THE RECORDS:
============

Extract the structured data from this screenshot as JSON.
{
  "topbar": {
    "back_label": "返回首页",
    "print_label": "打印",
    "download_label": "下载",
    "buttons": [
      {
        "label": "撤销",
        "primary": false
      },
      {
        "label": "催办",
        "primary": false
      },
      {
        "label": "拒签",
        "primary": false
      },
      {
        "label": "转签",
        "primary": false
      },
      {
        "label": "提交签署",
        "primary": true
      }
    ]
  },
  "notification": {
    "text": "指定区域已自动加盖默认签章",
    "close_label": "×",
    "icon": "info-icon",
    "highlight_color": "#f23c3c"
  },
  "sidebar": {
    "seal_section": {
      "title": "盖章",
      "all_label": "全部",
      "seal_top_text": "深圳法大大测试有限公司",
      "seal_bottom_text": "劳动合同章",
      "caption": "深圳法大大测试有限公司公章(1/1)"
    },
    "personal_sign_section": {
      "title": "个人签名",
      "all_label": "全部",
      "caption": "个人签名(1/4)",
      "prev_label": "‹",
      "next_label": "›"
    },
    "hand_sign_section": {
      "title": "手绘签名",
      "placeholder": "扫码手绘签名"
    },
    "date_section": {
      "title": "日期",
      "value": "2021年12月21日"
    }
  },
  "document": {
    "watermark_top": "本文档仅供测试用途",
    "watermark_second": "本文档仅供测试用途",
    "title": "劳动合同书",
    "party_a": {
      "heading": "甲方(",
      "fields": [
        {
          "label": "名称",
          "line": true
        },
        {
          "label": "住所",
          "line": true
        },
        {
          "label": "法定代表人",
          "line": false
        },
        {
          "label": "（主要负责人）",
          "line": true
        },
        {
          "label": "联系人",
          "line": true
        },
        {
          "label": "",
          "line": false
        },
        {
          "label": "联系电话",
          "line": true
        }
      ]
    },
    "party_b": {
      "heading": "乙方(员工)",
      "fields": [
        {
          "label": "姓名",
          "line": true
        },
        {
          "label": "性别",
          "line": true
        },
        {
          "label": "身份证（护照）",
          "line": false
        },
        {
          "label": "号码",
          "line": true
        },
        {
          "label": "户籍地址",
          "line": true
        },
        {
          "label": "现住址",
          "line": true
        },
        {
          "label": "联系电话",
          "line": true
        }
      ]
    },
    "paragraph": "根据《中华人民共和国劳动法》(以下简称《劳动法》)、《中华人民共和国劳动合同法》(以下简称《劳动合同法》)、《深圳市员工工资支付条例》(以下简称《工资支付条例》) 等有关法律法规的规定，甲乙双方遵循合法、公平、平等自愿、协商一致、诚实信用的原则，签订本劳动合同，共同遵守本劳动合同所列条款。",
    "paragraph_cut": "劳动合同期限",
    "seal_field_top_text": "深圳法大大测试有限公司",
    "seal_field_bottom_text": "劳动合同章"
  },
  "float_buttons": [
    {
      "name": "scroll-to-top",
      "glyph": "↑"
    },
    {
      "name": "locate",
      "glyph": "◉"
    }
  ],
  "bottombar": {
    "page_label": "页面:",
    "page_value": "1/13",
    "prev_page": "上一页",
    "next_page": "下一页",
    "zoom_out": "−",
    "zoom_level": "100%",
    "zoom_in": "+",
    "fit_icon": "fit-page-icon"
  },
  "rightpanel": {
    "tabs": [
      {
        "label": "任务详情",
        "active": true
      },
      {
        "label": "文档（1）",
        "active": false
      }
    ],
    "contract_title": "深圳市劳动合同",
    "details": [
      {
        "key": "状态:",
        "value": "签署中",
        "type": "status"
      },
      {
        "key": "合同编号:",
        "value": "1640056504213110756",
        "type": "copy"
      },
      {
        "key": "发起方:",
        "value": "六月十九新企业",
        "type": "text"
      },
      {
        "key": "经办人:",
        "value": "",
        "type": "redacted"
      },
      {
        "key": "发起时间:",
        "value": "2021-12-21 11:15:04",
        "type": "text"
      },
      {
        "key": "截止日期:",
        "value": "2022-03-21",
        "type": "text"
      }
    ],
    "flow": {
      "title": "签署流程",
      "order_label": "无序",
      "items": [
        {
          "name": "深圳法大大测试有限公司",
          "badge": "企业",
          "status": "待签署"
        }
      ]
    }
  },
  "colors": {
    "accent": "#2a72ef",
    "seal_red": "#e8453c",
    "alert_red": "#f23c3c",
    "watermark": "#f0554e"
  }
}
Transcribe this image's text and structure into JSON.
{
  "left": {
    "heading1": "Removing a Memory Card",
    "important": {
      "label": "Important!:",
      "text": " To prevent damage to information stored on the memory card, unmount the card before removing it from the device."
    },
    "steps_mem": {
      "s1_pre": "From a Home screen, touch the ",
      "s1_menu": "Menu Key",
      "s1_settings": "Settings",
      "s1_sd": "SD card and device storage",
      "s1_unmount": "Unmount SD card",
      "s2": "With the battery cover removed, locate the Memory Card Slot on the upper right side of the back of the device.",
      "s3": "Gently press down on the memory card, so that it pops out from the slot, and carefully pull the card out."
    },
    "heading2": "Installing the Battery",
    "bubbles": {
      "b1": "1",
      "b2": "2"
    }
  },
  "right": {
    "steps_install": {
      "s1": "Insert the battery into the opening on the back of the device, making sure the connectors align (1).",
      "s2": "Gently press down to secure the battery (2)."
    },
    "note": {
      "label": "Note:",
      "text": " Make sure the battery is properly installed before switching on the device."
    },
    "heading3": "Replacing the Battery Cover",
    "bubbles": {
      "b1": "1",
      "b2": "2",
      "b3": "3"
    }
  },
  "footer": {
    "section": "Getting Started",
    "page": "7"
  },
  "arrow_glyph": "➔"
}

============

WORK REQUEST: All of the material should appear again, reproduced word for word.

ANSWER TO THIS EXERCISE:
Extract the structured data from this screenshot as JSON.
{
  "topbar": {
    "back_label": "返回首页",
    "print_label": "打印",
    "download_label": "下载",
    "buttons": [
      {
        "label": "撤销",
        "primary": false
      },
      {
        "label": "催办",
        "primary": false
      },
      {
        "label": "拒签",
        "primary": false
      },
      {
        "label": "转签",
        "primary": false
      },
      {
        "label": "提交签署",
        "primary": true
      }
    ]
  },
  "notification": {
    "text": "指定区域已自动加盖默认签章",
    "close_label": "×",
    "icon": "info-icon",
    "highlight_color": "#f23c3c"
  },
  "sidebar": {
    "seal_section": {
      "title": "盖章",
      "all_label": "全部",
      "seal_top_text": "深圳法大大测试有限公司",
      "seal_bottom_text": "劳动合同章",
      "caption": "深圳法大大测试有限公司公章(1/1)"
    },
    "personal_sign_section": {
      "title": "个人签名",
      "all_label": "全部",
      "caption": "个人签名(1/4)",
      "prev_label": "‹",
      "next_label": "›"
    },
    "hand_sign_section": {
      "title": "手绘签名",
      "placeholder": "扫码手绘签名"
    },
    "date_section": {
      "title": "日期",
      "value": "2021年12月21日"
    }
  },
  "document": {
    "watermark_top": "本文档仅供测试用途",
    "watermark_second": "本文档仅供测试用途",
    "title": "劳动合同书",
    "party_a": {
      "heading": "甲方(",
      "fields": [
        {
          "label": "名称",
          "line": true
        },
        {
          "label": "住所",
          "line": true
        },
        {
          "label": "法定代表人",
          "line": false
        },
        {
          "label": "（主要负责人）",
          "line": true
        },
        {
          "label": "联系人",
          "line": true
        },
        {
          "label": "",
          "line": false
        },
        {
          "label": "联系电话",
          "line": true
        }
      ]
    },
    "party_b": {
      "heading": "乙方(员工)",
      "fields": [
        {
          "label": "姓名",
          "line": true
        },
        {
          "label": "性别",
          "line": true
        },
        {
          "label": "身份证（护照）",
          "line": false
        },
        {
          "label": "号码",
          "line": true
        },
        {
          "label": "户籍地址",
          "line": true
        },
        {
          "label": "现住址",
          "line": true
        },
        {
          "label": "联系电话",
          "line": true
        }
      ]
    },
    "paragraph": "根据《中华人民共和国劳动法》(以下简称《劳动法》)、《中华人民共和国劳动合同法》(以下简称《劳动合同法》)、《深圳市员工工资支付条例》(以下简称《工资支付条例》) 等有关法律法规的规定，甲乙双方遵循合法、公平、平等自愿、协商一致、诚实信用的原则，签订本劳动合同，共同遵守本劳动合同所列条款。",
    "paragraph_cut": "劳动合同期限",
    "seal_field_top_text": "深圳法大大测试有限公司",
    "seal_field_bottom_text": "劳动合同章"
  },
  "float_buttons": [
    {
      "name": "scroll-to-top",
      "glyph": "↑"
    },
    {
      "name": "locate",
      "glyph": "◉"
    }
  ],
  "bottombar": {
    "page_label": "页面:",
    "page_value": "1/13",
    "prev_page": "上一页",
    "next_page": "下一页",
    "zoom_out": "−",
    "zoom_level": "100%",
    "zoom_in": "+",
    "fit_icon": "fit-page-icon"
  },
  "rightpanel": {
    "tabs": [
      {
        "label": "任务详情",
        "active": true
      },
      {
        "label": "文档（1）",
        "active": false
      }
    ],
    "contract_title": "深圳市劳动合同",
    "details": [
      {
        "key": "状态:",
        "value": "签署中",
        "type": "status"
      },
      {
        "key": "合同编号:",
        "value": "1640056504213110756",
        "type": "copy"
      },
      {
        "key": "发起方:",
        "value": "六月十九新企业",
        "type": "text"
      },
      {
        "key": "经办人:",
        "value": "",
        "type": "redacted"
      },
      {
        "key": "发起时间:",
        "value": "2021-12-21 11:15:04",
        "type": "text"
      },
      {
        "key": "截止日期:",
        "value": "2022-03-21",
        "type": "text"
      }
    ],
    "flow": {
      "title": "签署流程",
      "order_label": "无序",
      "items": [
        {
          "name": "深圳法大大测试有限公司",
          "badge": "企业",
          "status": "待签署"
        }
      ]
    }
  },
  "colors": {
    "accent": "#2a72ef",
    "seal_red": "#e8453c",
    "alert_red": "#f23c3c",
    "watermark": "#f0554e"
  }
}
Transcribe this image's text and structure into JSON.
{
  "left": {
    "heading1": "Removing a Memory Card",
    "important": {
      "label": "Important!:",
      "text": " To prevent damage to information stored on the memory card, unmount the card before removing it from the device."
    },
    "steps_mem": {
      "s1_pre": "From a Home screen, touch the ",
      "s1_menu": "Menu Key",
      "s1_settings": "Settings",
      "s1_sd": "SD card and device storage",
      "s1_unmount": "Unmount SD card",
      "s2": "With the battery cover removed, locate the Memory Card Slot on the upper right side of the back of the device.",
      "s3": "Gently press down on the memory card, so that it pops out from the slot, and carefully pull the card out."
    },
    "heading2": "Installing the Battery",
    "bubbles": {
      "b1": "1",
      "b2": "2"
    }
  },
  "right": {
    "steps_install": {
      "s1": "Insert the battery into the opening on the back of the device, making sure the connectors align (1).",
      "s2": "Gently press down to secure the battery (2)."
    },
    "note": {
      "label": "Note:",
      "text": " Make sure the battery is properly installed before switching on the device."
    },
    "heading3": "Replacing the Battery Cover",
    "bubbles": {
      "b1": "1",
      "b2": "2",
      "b3": "3"
    }
  },
  "footer": {
    "section": "Getting Started",
    "page": "7"
  },
  "arrow_glyph": "➔"
}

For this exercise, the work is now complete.